Report the lines of the material that carry the string "icon".

• [SUPPLIED RECORDS]:
=== Section Start ===
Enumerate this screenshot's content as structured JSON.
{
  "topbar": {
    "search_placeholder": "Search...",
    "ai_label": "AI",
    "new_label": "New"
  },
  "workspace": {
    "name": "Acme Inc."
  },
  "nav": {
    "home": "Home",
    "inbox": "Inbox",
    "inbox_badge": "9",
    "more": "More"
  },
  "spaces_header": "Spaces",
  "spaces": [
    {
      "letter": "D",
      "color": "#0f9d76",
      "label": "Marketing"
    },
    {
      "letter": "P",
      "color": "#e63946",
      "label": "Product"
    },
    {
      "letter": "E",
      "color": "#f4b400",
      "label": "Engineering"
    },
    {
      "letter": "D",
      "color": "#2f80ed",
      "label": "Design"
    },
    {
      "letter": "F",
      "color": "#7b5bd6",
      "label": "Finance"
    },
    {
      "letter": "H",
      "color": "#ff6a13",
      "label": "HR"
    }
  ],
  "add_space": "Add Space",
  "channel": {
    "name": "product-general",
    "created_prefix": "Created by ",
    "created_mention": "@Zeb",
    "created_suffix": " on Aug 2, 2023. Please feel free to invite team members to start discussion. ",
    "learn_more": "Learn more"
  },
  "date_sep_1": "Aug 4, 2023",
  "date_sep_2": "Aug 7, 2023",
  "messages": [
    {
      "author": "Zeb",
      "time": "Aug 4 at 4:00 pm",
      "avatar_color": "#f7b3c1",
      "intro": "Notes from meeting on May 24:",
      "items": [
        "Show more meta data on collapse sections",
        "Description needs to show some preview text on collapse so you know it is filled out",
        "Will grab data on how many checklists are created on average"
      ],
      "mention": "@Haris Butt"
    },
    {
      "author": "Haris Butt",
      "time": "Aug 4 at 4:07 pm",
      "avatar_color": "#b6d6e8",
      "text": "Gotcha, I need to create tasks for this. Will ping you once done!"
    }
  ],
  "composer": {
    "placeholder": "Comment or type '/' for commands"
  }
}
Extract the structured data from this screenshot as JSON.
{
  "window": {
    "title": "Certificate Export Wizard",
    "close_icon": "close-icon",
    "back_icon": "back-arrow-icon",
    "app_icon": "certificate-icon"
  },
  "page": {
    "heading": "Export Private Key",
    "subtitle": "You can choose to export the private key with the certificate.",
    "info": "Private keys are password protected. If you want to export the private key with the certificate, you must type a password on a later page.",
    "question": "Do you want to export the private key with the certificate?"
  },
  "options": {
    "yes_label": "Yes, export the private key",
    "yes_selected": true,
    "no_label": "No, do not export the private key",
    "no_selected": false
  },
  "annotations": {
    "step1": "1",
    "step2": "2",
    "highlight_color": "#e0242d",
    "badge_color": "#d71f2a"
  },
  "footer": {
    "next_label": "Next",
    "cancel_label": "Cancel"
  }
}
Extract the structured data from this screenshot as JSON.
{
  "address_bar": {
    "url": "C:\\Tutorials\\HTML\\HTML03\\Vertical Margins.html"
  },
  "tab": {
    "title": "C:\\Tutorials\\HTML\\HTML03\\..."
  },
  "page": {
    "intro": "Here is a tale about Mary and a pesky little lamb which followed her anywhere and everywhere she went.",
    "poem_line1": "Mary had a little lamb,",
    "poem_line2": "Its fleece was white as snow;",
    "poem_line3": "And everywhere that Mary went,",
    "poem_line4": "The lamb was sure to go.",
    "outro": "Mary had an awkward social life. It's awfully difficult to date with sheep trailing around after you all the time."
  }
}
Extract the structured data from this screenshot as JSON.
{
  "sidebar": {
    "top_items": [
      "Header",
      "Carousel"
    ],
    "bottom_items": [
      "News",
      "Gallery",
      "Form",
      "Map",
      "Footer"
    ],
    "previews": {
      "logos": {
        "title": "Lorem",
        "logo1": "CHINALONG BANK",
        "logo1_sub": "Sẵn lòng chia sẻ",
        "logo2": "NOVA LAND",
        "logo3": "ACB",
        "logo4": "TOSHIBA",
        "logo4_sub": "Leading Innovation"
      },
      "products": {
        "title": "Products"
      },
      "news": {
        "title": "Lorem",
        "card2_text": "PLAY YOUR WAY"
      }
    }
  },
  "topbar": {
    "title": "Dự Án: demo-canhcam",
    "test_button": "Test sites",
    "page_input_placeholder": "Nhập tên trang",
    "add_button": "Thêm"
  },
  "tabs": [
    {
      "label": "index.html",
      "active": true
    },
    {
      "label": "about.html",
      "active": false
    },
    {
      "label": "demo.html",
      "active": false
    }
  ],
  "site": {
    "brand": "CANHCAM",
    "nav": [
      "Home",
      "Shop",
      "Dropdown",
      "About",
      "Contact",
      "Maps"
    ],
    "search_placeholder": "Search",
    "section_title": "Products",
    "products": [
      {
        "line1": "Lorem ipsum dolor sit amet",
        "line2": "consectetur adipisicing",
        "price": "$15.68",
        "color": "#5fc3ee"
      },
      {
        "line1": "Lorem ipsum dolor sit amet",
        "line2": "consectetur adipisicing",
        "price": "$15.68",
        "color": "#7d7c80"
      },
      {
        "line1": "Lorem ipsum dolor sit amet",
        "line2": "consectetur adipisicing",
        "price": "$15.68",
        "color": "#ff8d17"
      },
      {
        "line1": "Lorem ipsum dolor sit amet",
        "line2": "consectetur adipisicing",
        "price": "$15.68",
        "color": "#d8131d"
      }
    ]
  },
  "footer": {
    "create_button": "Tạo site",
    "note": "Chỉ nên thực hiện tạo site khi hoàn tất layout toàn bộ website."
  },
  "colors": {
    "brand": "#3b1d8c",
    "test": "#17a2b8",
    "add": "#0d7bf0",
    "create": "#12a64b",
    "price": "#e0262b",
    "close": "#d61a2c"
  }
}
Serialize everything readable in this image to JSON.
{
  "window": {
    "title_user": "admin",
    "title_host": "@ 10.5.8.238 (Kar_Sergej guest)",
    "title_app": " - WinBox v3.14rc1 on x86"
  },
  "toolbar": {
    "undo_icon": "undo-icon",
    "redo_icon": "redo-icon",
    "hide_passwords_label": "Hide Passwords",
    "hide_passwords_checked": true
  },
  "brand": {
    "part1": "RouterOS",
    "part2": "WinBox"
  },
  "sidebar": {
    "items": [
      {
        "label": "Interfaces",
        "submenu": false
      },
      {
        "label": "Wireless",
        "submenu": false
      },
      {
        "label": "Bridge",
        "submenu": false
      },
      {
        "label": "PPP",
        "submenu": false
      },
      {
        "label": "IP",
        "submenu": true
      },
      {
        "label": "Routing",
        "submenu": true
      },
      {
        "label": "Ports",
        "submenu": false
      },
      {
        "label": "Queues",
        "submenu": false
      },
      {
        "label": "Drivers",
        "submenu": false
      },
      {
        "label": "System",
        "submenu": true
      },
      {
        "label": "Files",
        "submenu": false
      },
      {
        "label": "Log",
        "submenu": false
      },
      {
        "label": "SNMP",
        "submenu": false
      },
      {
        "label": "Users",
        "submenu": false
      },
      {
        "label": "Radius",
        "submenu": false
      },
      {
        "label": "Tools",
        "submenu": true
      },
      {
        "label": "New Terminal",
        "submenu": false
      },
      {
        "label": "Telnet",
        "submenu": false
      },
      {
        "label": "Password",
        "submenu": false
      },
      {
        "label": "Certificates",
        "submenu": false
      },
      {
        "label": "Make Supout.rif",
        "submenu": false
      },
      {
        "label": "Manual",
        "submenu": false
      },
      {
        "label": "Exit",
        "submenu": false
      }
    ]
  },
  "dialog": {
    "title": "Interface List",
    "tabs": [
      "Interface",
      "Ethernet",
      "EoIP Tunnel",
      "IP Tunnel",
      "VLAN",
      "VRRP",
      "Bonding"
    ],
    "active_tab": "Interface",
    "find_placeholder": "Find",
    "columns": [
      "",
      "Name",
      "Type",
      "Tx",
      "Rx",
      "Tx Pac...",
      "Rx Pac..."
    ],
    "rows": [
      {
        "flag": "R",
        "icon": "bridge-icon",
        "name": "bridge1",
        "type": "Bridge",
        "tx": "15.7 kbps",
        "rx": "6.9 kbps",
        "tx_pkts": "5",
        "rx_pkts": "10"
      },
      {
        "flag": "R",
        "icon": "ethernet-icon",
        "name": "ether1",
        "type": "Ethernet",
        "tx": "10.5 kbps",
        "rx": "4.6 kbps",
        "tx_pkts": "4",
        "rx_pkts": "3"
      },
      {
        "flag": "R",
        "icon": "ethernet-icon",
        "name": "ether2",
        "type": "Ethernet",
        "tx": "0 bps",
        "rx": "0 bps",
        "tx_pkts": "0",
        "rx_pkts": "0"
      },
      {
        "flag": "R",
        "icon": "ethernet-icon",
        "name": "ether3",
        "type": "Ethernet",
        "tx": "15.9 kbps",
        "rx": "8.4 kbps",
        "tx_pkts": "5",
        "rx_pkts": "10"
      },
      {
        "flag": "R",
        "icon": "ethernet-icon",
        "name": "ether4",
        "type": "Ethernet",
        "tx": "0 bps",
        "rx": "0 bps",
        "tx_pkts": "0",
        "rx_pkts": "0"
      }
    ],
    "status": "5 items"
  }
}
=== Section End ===
• [SOLUTION BELOW]:
    "close_icon": "close-icon",
    "back_icon": "back-arrow-icon",
    "app_icon": "certificate-icon"
    "undo_icon": "undo-icon",
    "redo_icon": "redo-icon",
        "icon": "bridge-icon",
        "icon": "ethernet-icon",
        "icon": "ethernet-icon",
        "icon": "ethernet-icon",
        "icon": "ethernet-icon",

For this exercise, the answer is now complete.